Content starts

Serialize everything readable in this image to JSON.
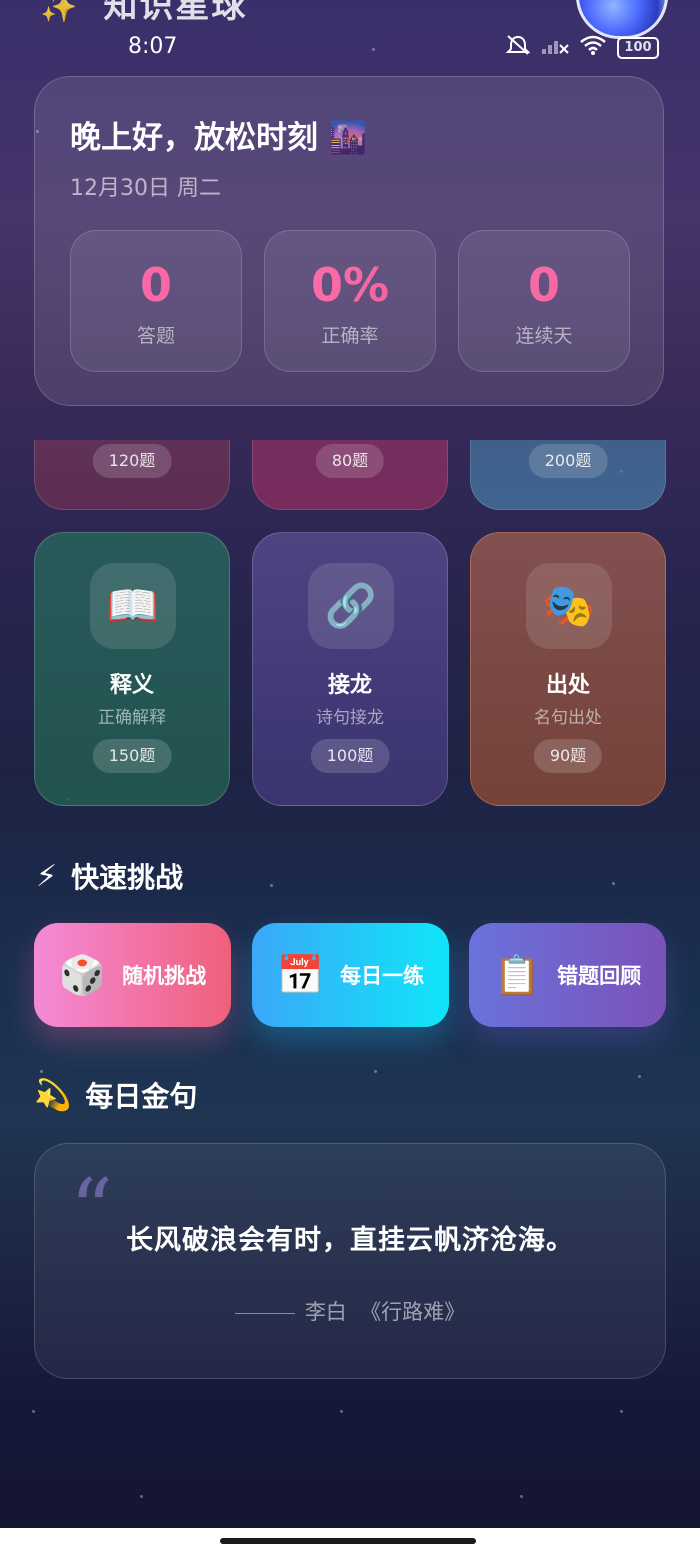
{
  "app": {
    "title": "知识星球",
    "title_icon": "sparkles-icon",
    "avatar_icon": "planet-avatar"
  },
  "status_bar": {
    "time": "8:07",
    "battery": "100"
  },
  "greeting": {
    "title": "晚上好，放松时刻 🌆",
    "date": "12月30日 周二"
  },
  "stats": [
    {
      "value": "0",
      "label": "答题"
    },
    {
      "value": "0%",
      "label": "正确率"
    },
    {
      "value": "0",
      "label": "连续天"
    }
  ],
  "partial_categories": [
    {
      "count": "120题"
    },
    {
      "count": "80题"
    },
    {
      "count": "200题"
    }
  ],
  "categories": [
    {
      "icon": "📖",
      "name": "释义",
      "desc": "正确解释",
      "count": "150题"
    },
    {
      "icon": "🔗",
      "name": "接龙",
      "desc": "诗句接龙",
      "count": "100题"
    },
    {
      "icon": "🎭",
      "name": "出处",
      "desc": "名句出处",
      "count": "90题"
    }
  ],
  "quick": {
    "icon": "⚡",
    "title": "快速挑战",
    "buttons": [
      {
        "icon": "🎲",
        "label": "随机挑战"
      },
      {
        "icon": "📅",
        "label": "每日一练"
      },
      {
        "icon": "📋",
        "label": "错题回顾"
      }
    ]
  },
  "daily_quote": {
    "icon": "💫",
    "title": "每日金句",
    "mark": "“",
    "text": "长风破浪会有时，直挂云帆济沧海。",
    "author": "李白",
    "work": "《行路难》"
  },
  "colors": {
    "accent_pink": "#f06aa8",
    "card_green": "#2e6b60",
    "card_purple": "#4e4580",
    "card_orange": "#8a5440",
    "btn_pink": "#f06aa0",
    "btn_cyan": "#19c2f0",
    "btn_violet": "#7a66d8"
  }
}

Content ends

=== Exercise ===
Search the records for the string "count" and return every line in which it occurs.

=== Task result ===
      "count": "120题"
      "count": "80题"
      "count": "200题"
      "count": "150题"
      "count": "100题"
      "count": "90题"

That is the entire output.